These were men. Men with lives and families. Men who were promised, by the founding fathers of this country, the right to “…life, liberty, and the pursuit of happiness.” This is a promise that failed them. Lives and liberty cut short. The pursuit of happiness unfulfilled.
I do not live in either location where these tragedies happened and the only “eyewitnesses” I have are the video footage from bystanders of the incidents and the news media. According to what I’ve read and seen, both of these men were minding their respective business – one selling CDs outside a neighborhood store, one on his way home from the grocery store.
As I stated above, I have family and friends who wear the uniforms of peacekeepers. They chose to undertake a job that puts them at risk. The essence of their jobs can be distilled to this: They put themselves in harm’s way – on a daily basis – so that we can feel safe. So that we can be safe.
That’s not my job. Distilled to its essence, my job is to push buttons and see to it that computers work. It could also be extrapolated that my “other job,” that of parent and caregiver, is to ensure that my children have a safe and loving environment in which they can grow and flourish.
As a Black man in America, I am subject to a level of suspicion and scrutiny that my friends who are not “persons of color” are not. Yet for a difference that is, literally, skin deep, that scrutiny can often be taken to the level of “guilty until proven innocent,” a gross perversion of the law. My mother and mother-in-law had a “conversation” on social media earlier today, during which my mother expressed the following sentiment at one point:
Rob is my first born…I love him more than words can express. I continually pray for his safety/well-being.
When I read that, it nearly brought me to tears. My mother worries – genuinely worries – about me and forces beyond our control. Because, she too watches the news and sees the too-often unnecessary deaths of men my age and/or younger. Snuffed out for no apparent reason beyond the abusive use of power.
Any loss of life, especially for senseless reasons, is heinous. Just because I am Black, does that mean that my life, hopes, and dreams are worth less than someone else’s? No. But, looking at the news and social media today, I’d be hard pressed to find proof to bear that out. According to this article and this article, as of July 5th, since the beginning of 2016, at least 532 people have been killed by the police and as of this morning, 136 of those were Black. For the record, July 7th is the 188th day of the year. That means that a Black person has been killed almost daily by police since the year began. The Guardian provides an interactive database of statistics of “People killed by the police in the US” that can be found here.

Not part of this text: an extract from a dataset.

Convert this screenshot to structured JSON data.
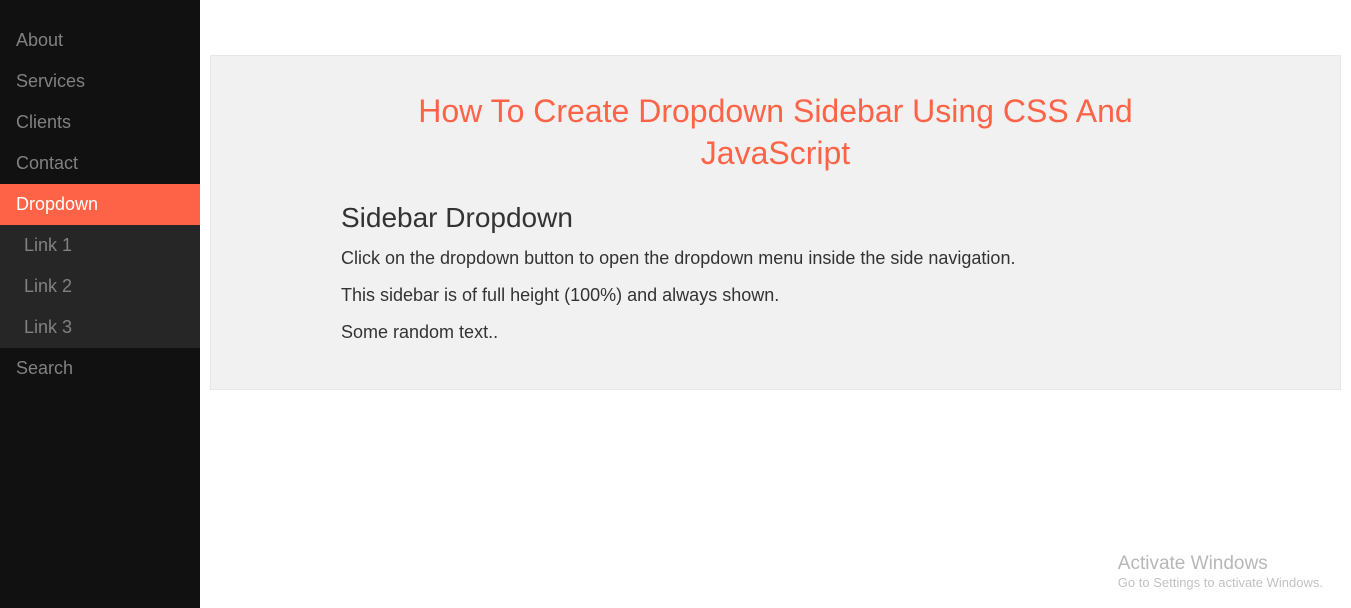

Going by the Guardian’s count, 261 white people were killed by police — the highest total out of any racial group. But data also shows that black people and Native Americans are being killed at higher rates than any other group. – ThinkProgress

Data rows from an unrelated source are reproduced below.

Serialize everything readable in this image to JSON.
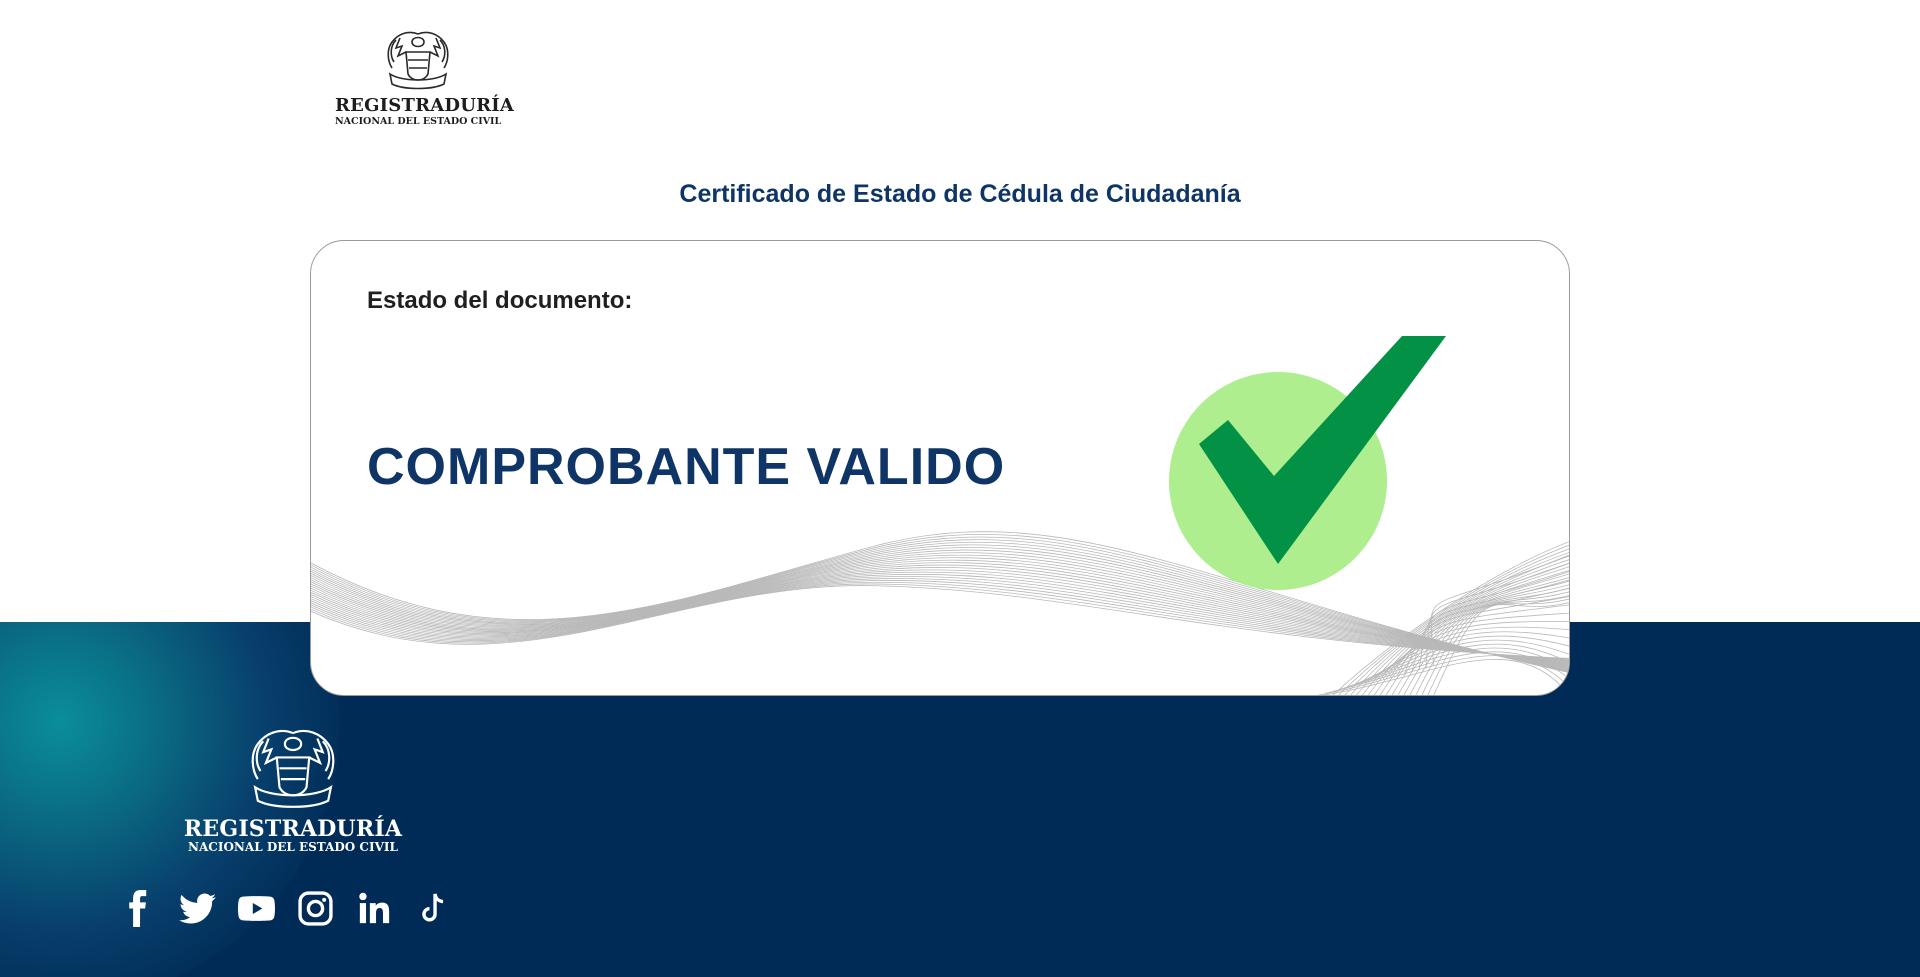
{
  "header": {
    "logo": {
      "name": "REGISTRADURÍA",
      "subtitle": "NACIONAL DEL ESTADO CIVIL"
    }
  },
  "page_title": "Certificado de Estado de Cédula de Ciudadanía",
  "card": {
    "label": "Estado del documento:",
    "status": "COMPROBANTE VALIDO",
    "icon": "check-valid-icon",
    "colors": {
      "check": "#039245",
      "circle": "#aeee8f"
    }
  },
  "footer": {
    "logo": {
      "name": "REGISTRADURÍA",
      "subtitle": "NACIONAL DEL ESTADO CIVIL"
    },
    "social": [
      "facebook-icon",
      "twitter-icon",
      "youtube-icon",
      "instagram-icon",
      "linkedin-icon",
      "tiktok-icon"
    ],
    "colors": {
      "background": "#002b56",
      "accent": "#0a8e9b"
    }
  },
  "colors": {
    "title": "#0e3566"
  }
}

Let me note that I in no way mean to diminish their deaths or the deaths of anyone of any other ethnic background. I sympathize for their families and loved ones. But, theirs isn’t my paradigm.

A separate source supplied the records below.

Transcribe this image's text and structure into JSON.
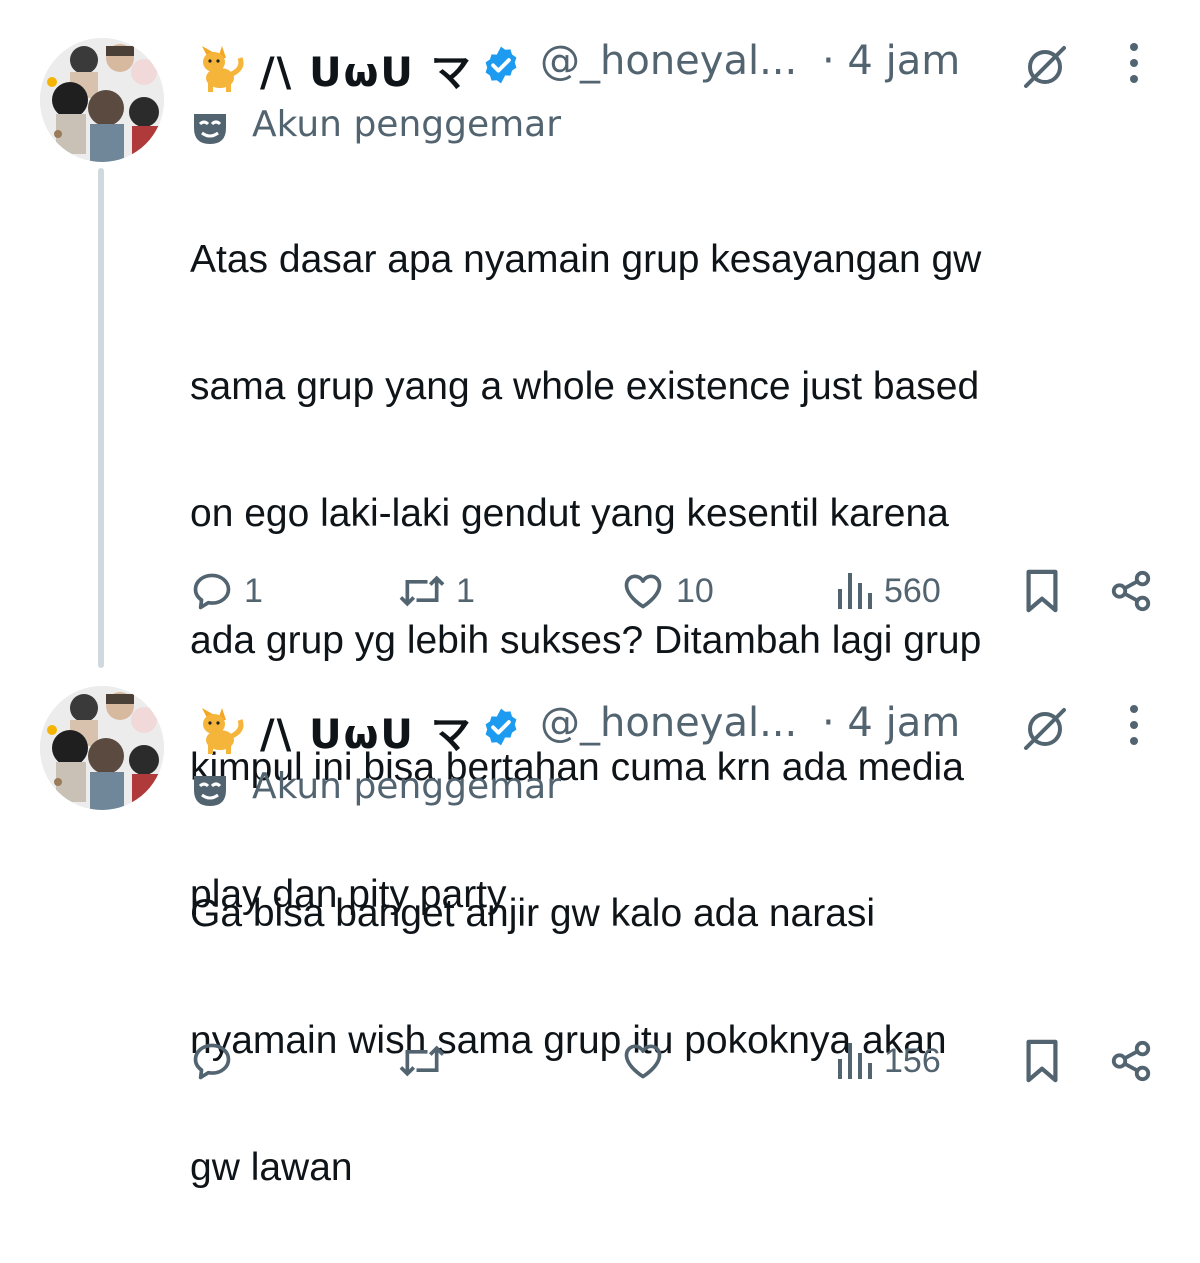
{
  "colors": {
    "verified": "#1d9bf0",
    "secondary_text": "#536471",
    "primary_text": "#0f1419",
    "thread_line": "#cfd9de"
  },
  "tweets": [
    {
      "display_name": "/\\ ᑌωᑌ マ",
      "handle": "@_honeyal...",
      "time": "· 4 jam",
      "label": "Akun penggemar",
      "text_lines": [
        "Atas dasar apa nyamain grup kesayangan gw",
        "sama grup yang a whole existence just based",
        "on ego laki-laki gendut yang kesentil karena",
        "ada grup yg lebih sukses? Ditambah lagi grup",
        "kimpul ini bisa bertahan cuma krn ada media",
        "play dan pity party"
      ],
      "replies": "1",
      "reposts": "1",
      "likes": "10",
      "views": "560"
    },
    {
      "display_name": "/\\ ᑌωᑌ マ",
      "handle": "@_honeyal...",
      "time": "· 4 jam",
      "label": "Akun penggemar",
      "text_lines": [
        "Ga bisa banget anjir gw kalo ada narasi",
        "nyamain wish sama grup itu pokoknya akan",
        "gw lawan"
      ],
      "replies": "",
      "reposts": "",
      "likes": "",
      "views": "156"
    }
  ],
  "icons": [
    "cat-emoji-icon",
    "verified-badge-icon",
    "grok-icon",
    "more-options-icon",
    "fan-account-mask-icon",
    "reply-icon",
    "repost-icon",
    "like-icon",
    "views-icon",
    "bookmark-icon",
    "share-icon"
  ]
}
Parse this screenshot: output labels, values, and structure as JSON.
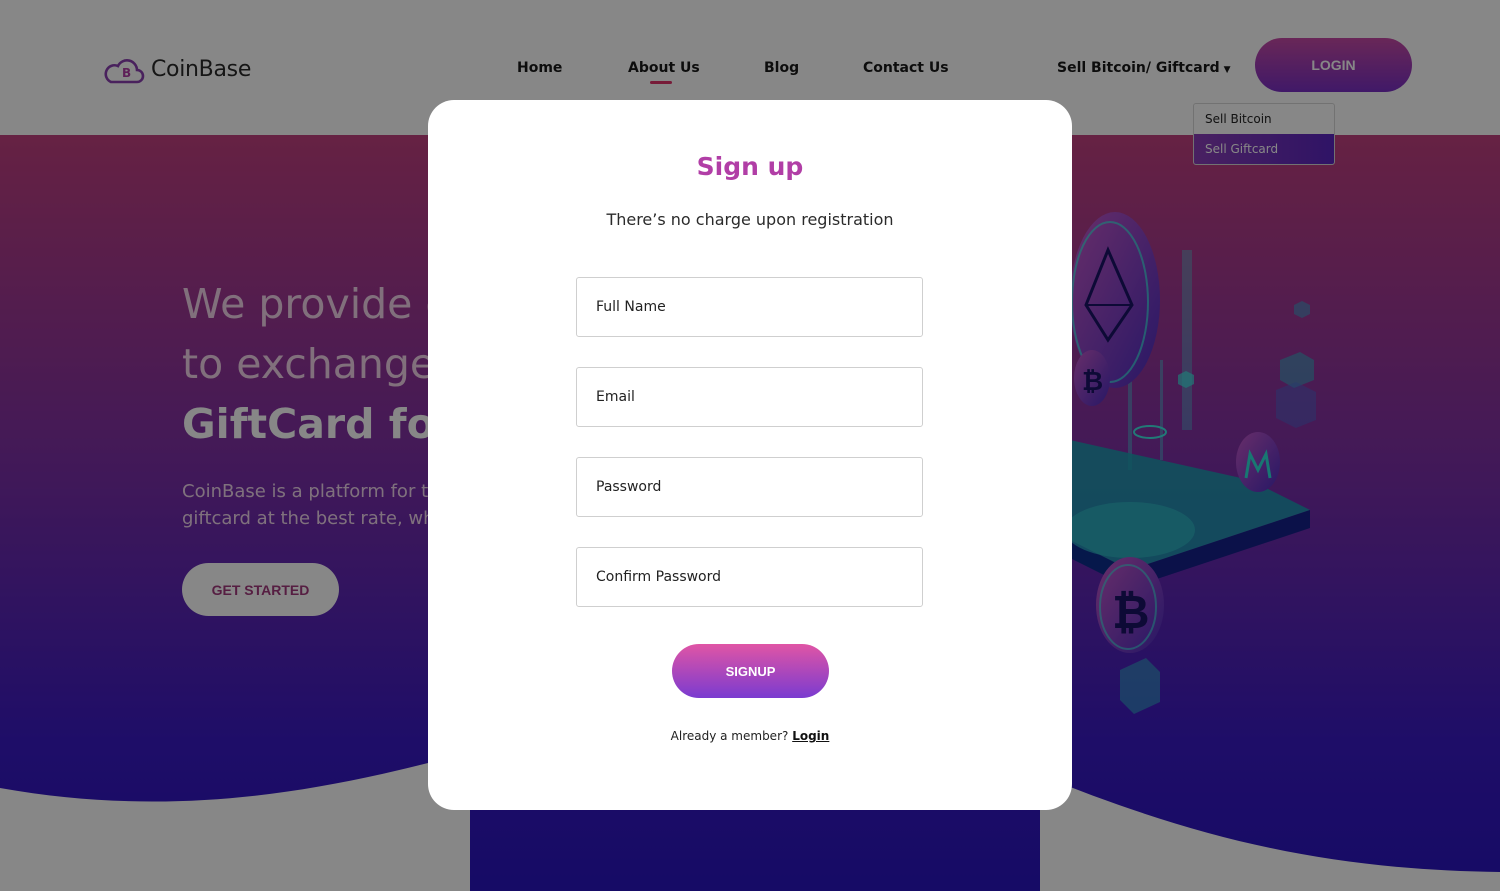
{
  "brand": {
    "name": "CoinBase",
    "logo_letter": "B"
  },
  "nav": {
    "links": [
      {
        "label": "Home"
      },
      {
        "label": "About Us",
        "active": true
      },
      {
        "label": "Blog"
      },
      {
        "label": "Contact Us"
      }
    ],
    "dropdown": {
      "label": "Sell Bitcoin/ Giftcard",
      "caret_icon": "caret-down-icon",
      "options": [
        "Sell Bitcoin",
        "Sell Giftcard"
      ],
      "selected": "Sell Giftcard"
    },
    "login_label": "LOGIN"
  },
  "hero": {
    "line1": "We provide e",
    "line2": "to exchange",
    "line3": "GiftCard for",
    "desc_line1": "CoinBase is a platform for t",
    "desc_line2": "giftcard at the best rate, wh",
    "cta_label": "GET STARTED",
    "illustration_icons": [
      "ethereum-icon",
      "bitcoin-icon",
      "monero-icon"
    ]
  },
  "modal": {
    "title": "Sign up",
    "subtitle": "There’s no charge upon registration",
    "fields": {
      "full_name": "Full Name",
      "email": "Email",
      "password": "Password",
      "confirm_password": "Confirm Password"
    },
    "submit_label": "SIGNUP",
    "member_text": "Already a member?",
    "login_link": "Login"
  },
  "colors": {
    "brand_purple": "#b13ea6",
    "hero_top": "#c1407f",
    "hero_bottom": "#2a15c0",
    "nav_active": "#e0336a"
  }
}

I spent a portion of this afternoon talking with a friend who works as civilian support staff for a police department. She said that she feels like:
…I’m caught between defending the good cops and defending “offenders” to the not so good cops.
I’ve found myself realizing that we haven’t progressed as a society, and these shootings are not isolated incidents. It scares the hell out of me. And I don’t know where to start to fix/help.
What needs to happen? Change. What form should that change take? I don’t know. But, I would love to see the hatred and fear that separate us and seem to be driving us farther apart transformed into something that can strengthen and forge us into something far better than we’ve seen in far too long. And I would like to see accountability levied against those who wield their power as a divine right rather than as civil servants and defenders of the law.
Treat yourself – and others – well.
And let’s find a way to come together and show the world that we are better than this.